Speaking on the first episode of Profile, a new interview show on Facebook Watch by BuzzFeed News, Queer Eye's grooming expert, Jonathan Van Ness, opened up about the show's controversial trans episode, being political on Twitter, and how getting his hair highlighted when he was young changed his life.
JVN had his own transformational makeover moment when he was on vacation with his family.
While on a family vacation in Central Florida, Van Ness convinced his mom to let him get a “gorgeous caramel highlight.”
The experience, it turned out, would be life-changing.
The whole way home, Van Ness said he was looking in the car’s rearview mirror at his locks.
“And I knew then — I’m going to be a hairdresser,” Van Ness said. “I always thought I was going to be a cosmetologist, because I thought that’s what you called it. But I thought, 'Nope, I’m gonna color people’s hair.' This feeling. I just want to look at myself in this mirror with these highlights and make other people feel like this all the time because this caramel reality is more than I was ready to take.”
He’s a huge Nicki Minaj stan, and he learned a lot when he commented on her Harper's Bazaar Russia cover.
Van Ness talked about his willingness to openly criticize others and get political, and discussed his decision to comment on rapper Nicki Minaj for appearing on Harper’s Bazaar Russia cover.
Van Ness tweeted earlier this month: “Russia has anti LGBTQIA propaganda laws, Chechnya, supported by Russia tortures it’s LGBTQIA citizens, & w your LGBTQ+ fans you can’t even speak to that in this interview bc it’s illegal in Russia, what’s good @NICKIMINAJ , this should’ve been a hard pass.”
"I think I still operate as if there’s four people watching, but that is not the case anymore,” Van Ness said, laughing.
But, he added, there is more context to him calling out Minaj.
"I’m a huge Nicki fan. Like huge,” Van Ness said. "I’m such a huge fan of hers and that’s why waking up to that cover… I just don’t understand.
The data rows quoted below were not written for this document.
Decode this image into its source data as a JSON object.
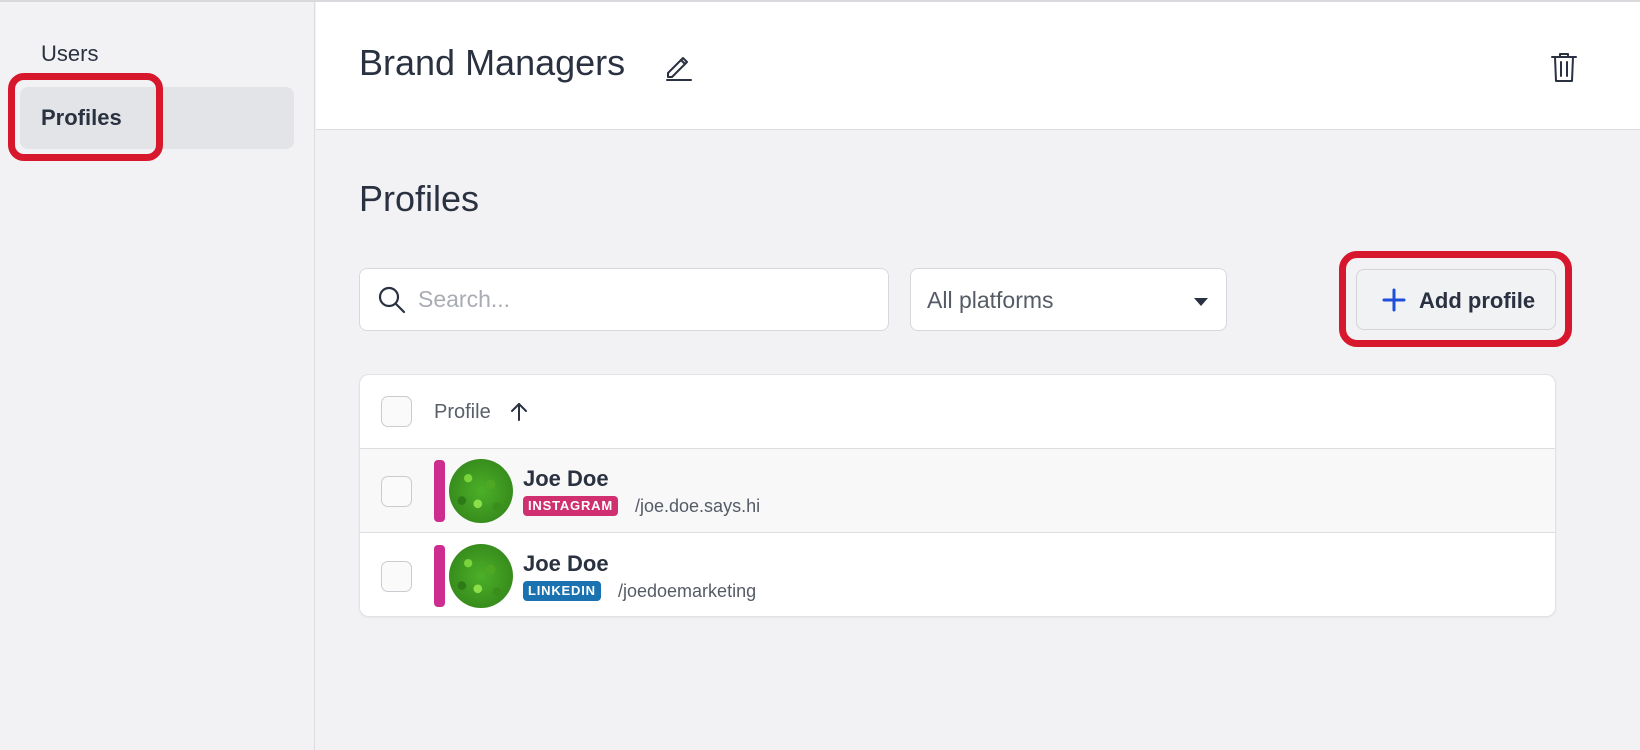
{
  "sidebar": {
    "items": [
      {
        "label": "Users"
      },
      {
        "label": "Profiles"
      }
    ]
  },
  "header": {
    "title": "Brand Managers"
  },
  "main": {
    "section_title": "Profiles",
    "search": {
      "placeholder": "Search...",
      "value": ""
    },
    "platform_filter": {
      "selected": "All platforms"
    },
    "add_button_label": "Add profile"
  },
  "table": {
    "column_header": "Profile",
    "rows": [
      {
        "name": "Joe Doe",
        "platform": "INSTAGRAM",
        "handle": "/joe.doe.says.hi",
        "platform_color": "#d0306f"
      },
      {
        "name": "Joe Doe",
        "platform": "LINKEDIN",
        "handle": "/joedoemarketing",
        "platform_color": "#1a73b0"
      }
    ]
  },
  "colors": {
    "highlight": "#d7172b",
    "profile_bar": "#cc2d8e",
    "accent_plus": "#1f4fd8"
  }
}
Because if you are in Russian media, if you are in Russian print media, you are hand in hand with the government, because you can't speak to anything that's not OK’d by them as far as LGBT stuff."
But Van Ness said he’s learned a lot about speaking out from tweeting at Minaj, adding that it caused him to question what other injustices are happening right here at home.
“For instance, some people were saying on Twitter that 'your country is keeping families apart in cages,'” Van Ness said about the Trump administration’s family separation policy. “And I was like, 'Oh my god, touché, we have some serious stuff going on right here that we can focus on.'"
Responding to a question on Facebook about if he has always been a "femme gay," Van Ness said that in his early dating life, he made a “sad” attempt to be butch.
“I definitely think that in dating aspects and in dating scenarios I think I made very sad and not very good attempts to butch myself up,” Van Ness said.
“I was very exhausted by that,” Van Ness continued. “Actually, I think that to me the ability to identify as femme and let your feminist come out is one of the most strengthening and masculine things. ... I feel so much stronger in this boot than I am in a flat,” he said, referring to the high-heeled boots he wore to the interview.
JVN also defended the controversy around Queer Eye's episode about a trans man, saying he believes a lot of people still need a "101 moment."
The show’s host Audie Cornish asked him about an episode of Queer Eye that features a trans man — and how it opens with the surgery, which got backlash from people who think obsessing over the transformation is beside the point.
Van Ness said he "didn’t see it as sensationalizing" and added that the world, especially the US, still has a ways to go in being exposed to LGBTQ lives and lifestyles.
"First of all, coastal America and middle of America are two very different things. So to think that we have all moved passed this, or this is like 101— Even in America, I think there are a lot of people who very much need a 101 moment," he said.
Van Ness also pointed out Netflix's global reach, saying that the moment also needs to be had "in so many countries" where that conversation "is nowhere on the radar at all."
"I don’t think it’s reductive and I think that his story is one that needs to be shared," he said.